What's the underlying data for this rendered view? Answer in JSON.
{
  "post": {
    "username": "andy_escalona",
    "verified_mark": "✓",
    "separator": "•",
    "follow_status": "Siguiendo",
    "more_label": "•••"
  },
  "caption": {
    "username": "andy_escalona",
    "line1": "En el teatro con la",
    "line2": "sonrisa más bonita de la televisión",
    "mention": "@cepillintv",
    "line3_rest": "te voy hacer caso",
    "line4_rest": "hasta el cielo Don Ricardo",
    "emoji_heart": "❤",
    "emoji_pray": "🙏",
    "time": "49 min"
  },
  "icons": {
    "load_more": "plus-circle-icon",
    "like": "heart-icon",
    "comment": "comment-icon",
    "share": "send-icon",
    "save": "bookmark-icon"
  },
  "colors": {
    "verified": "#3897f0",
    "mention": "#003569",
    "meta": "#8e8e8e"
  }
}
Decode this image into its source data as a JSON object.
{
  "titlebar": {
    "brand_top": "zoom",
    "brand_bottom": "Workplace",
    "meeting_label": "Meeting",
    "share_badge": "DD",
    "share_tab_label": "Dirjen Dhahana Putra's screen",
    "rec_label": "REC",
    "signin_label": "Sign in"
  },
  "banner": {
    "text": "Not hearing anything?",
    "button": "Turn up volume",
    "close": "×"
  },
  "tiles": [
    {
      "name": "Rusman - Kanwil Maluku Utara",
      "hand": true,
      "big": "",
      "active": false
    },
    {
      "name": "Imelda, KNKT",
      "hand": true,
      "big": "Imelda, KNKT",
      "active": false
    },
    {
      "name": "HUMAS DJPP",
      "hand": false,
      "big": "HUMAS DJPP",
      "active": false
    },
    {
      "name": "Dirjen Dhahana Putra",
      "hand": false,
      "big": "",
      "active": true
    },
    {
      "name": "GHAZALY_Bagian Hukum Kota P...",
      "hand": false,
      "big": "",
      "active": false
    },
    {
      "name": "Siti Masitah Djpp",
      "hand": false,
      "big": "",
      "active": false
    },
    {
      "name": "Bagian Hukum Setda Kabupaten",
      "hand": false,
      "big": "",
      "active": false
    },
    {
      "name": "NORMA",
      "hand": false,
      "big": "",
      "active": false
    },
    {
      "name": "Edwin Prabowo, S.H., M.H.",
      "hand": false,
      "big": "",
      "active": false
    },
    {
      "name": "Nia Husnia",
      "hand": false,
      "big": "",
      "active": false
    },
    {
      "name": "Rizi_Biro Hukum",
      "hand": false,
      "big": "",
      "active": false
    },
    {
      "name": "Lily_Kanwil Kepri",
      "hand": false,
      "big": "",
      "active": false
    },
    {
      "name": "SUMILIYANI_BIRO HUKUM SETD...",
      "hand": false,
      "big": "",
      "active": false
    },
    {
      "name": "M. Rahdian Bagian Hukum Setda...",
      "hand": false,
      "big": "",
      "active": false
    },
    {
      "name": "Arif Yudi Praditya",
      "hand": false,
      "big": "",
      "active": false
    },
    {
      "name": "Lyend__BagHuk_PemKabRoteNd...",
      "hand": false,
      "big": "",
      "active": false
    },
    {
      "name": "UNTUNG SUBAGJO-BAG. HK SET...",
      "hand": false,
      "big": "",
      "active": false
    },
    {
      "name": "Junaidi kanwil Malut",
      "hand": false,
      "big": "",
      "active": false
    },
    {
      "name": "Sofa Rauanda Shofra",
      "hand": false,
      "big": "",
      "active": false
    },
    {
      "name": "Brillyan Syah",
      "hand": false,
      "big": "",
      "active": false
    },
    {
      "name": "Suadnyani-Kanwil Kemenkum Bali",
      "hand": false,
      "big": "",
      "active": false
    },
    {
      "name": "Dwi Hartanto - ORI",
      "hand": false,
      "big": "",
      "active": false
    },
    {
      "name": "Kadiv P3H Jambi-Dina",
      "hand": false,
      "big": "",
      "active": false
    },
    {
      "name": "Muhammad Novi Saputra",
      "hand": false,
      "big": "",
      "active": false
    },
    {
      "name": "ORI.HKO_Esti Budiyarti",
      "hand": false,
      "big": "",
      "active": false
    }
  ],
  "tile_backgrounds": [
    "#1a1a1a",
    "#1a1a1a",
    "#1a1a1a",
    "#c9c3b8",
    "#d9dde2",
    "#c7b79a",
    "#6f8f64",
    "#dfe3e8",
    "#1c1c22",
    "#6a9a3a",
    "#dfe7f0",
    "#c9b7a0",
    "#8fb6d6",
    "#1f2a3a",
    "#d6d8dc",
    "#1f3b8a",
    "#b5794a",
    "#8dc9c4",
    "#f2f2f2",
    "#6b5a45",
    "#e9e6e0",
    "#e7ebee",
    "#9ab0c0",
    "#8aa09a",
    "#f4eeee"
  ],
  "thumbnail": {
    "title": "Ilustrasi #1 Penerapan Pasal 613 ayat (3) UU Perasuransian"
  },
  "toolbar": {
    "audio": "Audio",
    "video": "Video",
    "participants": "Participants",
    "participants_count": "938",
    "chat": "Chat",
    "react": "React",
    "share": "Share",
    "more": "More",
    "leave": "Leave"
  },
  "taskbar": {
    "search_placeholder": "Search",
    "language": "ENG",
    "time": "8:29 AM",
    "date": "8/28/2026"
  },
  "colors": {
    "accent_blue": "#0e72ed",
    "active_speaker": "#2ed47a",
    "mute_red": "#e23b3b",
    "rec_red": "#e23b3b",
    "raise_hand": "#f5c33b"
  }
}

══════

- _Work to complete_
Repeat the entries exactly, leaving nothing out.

- _Answer space_
What's the underlying data for this rendered view? Answer in JSON.
{
  "post": {
    "username": "andy_escalona",
    "verified_mark": "✓",
    "separator": "•",
    "follow_status": "Siguiendo",
    "more_label": "•••"
  },
  "caption": {
    "username": "andy_escalona",
    "line1": "En el teatro con la",
    "line2": "sonrisa más bonita de la televisión",
    "mention": "@cepillintv",
    "line3_rest": "te voy hacer caso",
    "line4_rest": "hasta el cielo Don Ricardo",
    "emoji_heart": "❤",
    "emoji_pray": "🙏",
    "time": "49 min"
  },
  "icons": {
    "load_more": "plus-circle-icon",
    "like": "heart-icon",
    "comment": "comment-icon",
    "share": "send-icon",
    "save": "bookmark-icon"
  },
  "colors": {
    "verified": "#3897f0",
    "mention": "#003569",
    "meta": "#8e8e8e"
  }
}
Decode this image into its source data as a JSON object.
{
  "titlebar": {
    "brand_top": "zoom",
    "brand_bottom": "Workplace",
    "meeting_label": "Meeting",
    "share_badge": "DD",
    "share_tab_label": "Dirjen Dhahana Putra's screen",
    "rec_label": "REC",
    "signin_label": "Sign in"
  },
  "banner": {
    "text": "Not hearing anything?",
    "button": "Turn up volume",
    "close": "×"
  },
  "tiles": [
    {
      "name": "Rusman - Kanwil Maluku Utara",
      "hand": true,
      "big": "",
      "active": false
    },
    {
      "name": "Imelda, KNKT",
      "hand": true,
      "big": "Imelda, KNKT",
      "active": false
    },
    {
      "name": "HUMAS DJPP",
      "hand": false,
      "big": "HUMAS DJPP",
      "active": false
    },
    {
      "name": "Dirjen Dhahana Putra",
      "hand": false,
      "big": "",
      "active": true
    },
    {
      "name": "GHAZALY_Bagian Hukum Kota P...",
      "hand": false,
      "big": "",
      "active": false
    },
    {
      "name": "Siti Masitah Djpp",
      "hand": false,
      "big": "",
      "active": false
    },
    {
      "name": "Bagian Hukum Setda Kabupaten",
      "hand": false,
      "big": "",
      "active": false
    },
    {
      "name": "NORMA",
      "hand": false,
      "big": "",
      "active": false
    },
    {
      "name": "Edwin Prabowo, S.H., M.H.",
      "hand": false,
      "big": "",
      "active": false
    },
    {
      "name": "Nia Husnia",
      "hand": false,
      "big": "",
      "active": false
    },
    {
      "name": "Rizi_Biro Hukum",
      "hand": false,
      "big": "",
      "active": false
    },
    {
      "name": "Lily_Kanwil Kepri",
      "hand": false,
      "big": "",
      "active": false
    },
    {
      "name": "SUMILIYANI_BIRO HUKUM SETD...",
      "hand": false,
      "big": "",
      "active": false
    },
    {
      "name": "M. Rahdian Bagian Hukum Setda...",
      "hand": false,
      "big": "",
      "active": false
    },
    {
      "name": "Arif Yudi Praditya",
      "hand": false,
      "big": "",
      "active": false
    },
    {
      "name": "Lyend__BagHuk_PemKabRoteNd...",
      "hand": false,
      "big": "",
      "active": false
    },
    {
      "name": "UNTUNG SUBAGJO-BAG. HK SET...",
      "hand": false,
      "big": "",
      "active": false
    },
    {
      "name": "Junaidi kanwil Malut",
      "hand": false,
      "big": "",
      "active": false
    },
    {
      "name": "Sofa Rauanda Shofra",
      "hand": false,
      "big": "",
      "active": false
    },
    {
      "name": "Brillyan Syah",
      "hand": false,
      "big": "",
      "active": false
    },
    {
      "name": "Suadnyani-Kanwil Kemenkum Bali",
      "hand": false,
      "big": "",
      "active": false
    },
    {
      "name": "Dwi Hartanto - ORI",
      "hand": false,
      "big": "",
      "active": false
    },
    {
      "name": "Kadiv P3H Jambi-Dina",
      "hand": false,
      "big": "",
      "active": false
    },
    {
      "name": "Muhammad Novi Saputra",
      "hand": false,
      "big": "",
      "active": false
    },
    {
      "name": "ORI.HKO_Esti Budiyarti",
      "hand": false,
      "big": "",
      "active": false
    }
  ],
  "tile_backgrounds": [
    "#1a1a1a",
    "#1a1a1a",
    "#1a1a1a",
    "#c9c3b8",
    "#d9dde2",
    "#c7b79a",
    "#6f8f64",
    "#dfe3e8",
    "#1c1c22",
    "#6a9a3a",
    "#dfe7f0",
    "#c9b7a0",
    "#8fb6d6",
    "#1f2a3a",
    "#d6d8dc",
    "#1f3b8a",
    "#b5794a",
    "#8dc9c4",
    "#f2f2f2",
    "#6b5a45",
    "#e9e6e0",
    "#e7ebee",
    "#9ab0c0",
    "#8aa09a",
    "#f4eeee"
  ],
  "thumbnail": {
    "title": "Ilustrasi #1 Penerapan Pasal 613 ayat (3) UU Perasuransian"
  },
  "toolbar": {
    "audio": "Audio",
    "video": "Video",
    "participants": "Participants",
    "participants_count": "938",
    "chat": "Chat",
    "react": "React",
    "share": "Share",
    "more": "More",
    "leave": "Leave"
  },
  "taskbar": {
    "search_placeholder": "Search",
    "language": "ENG",
    "time": "8:29 AM",
    "date": "8/28/2026"
  },
  "colors": {
    "accent_blue": "#0e72ed",
    "active_speaker": "#2ed47a",
    "mute_red": "#e23b3b",
    "rec_red": "#e23b3b",
    "raise_hand": "#f5c33b"
  }
}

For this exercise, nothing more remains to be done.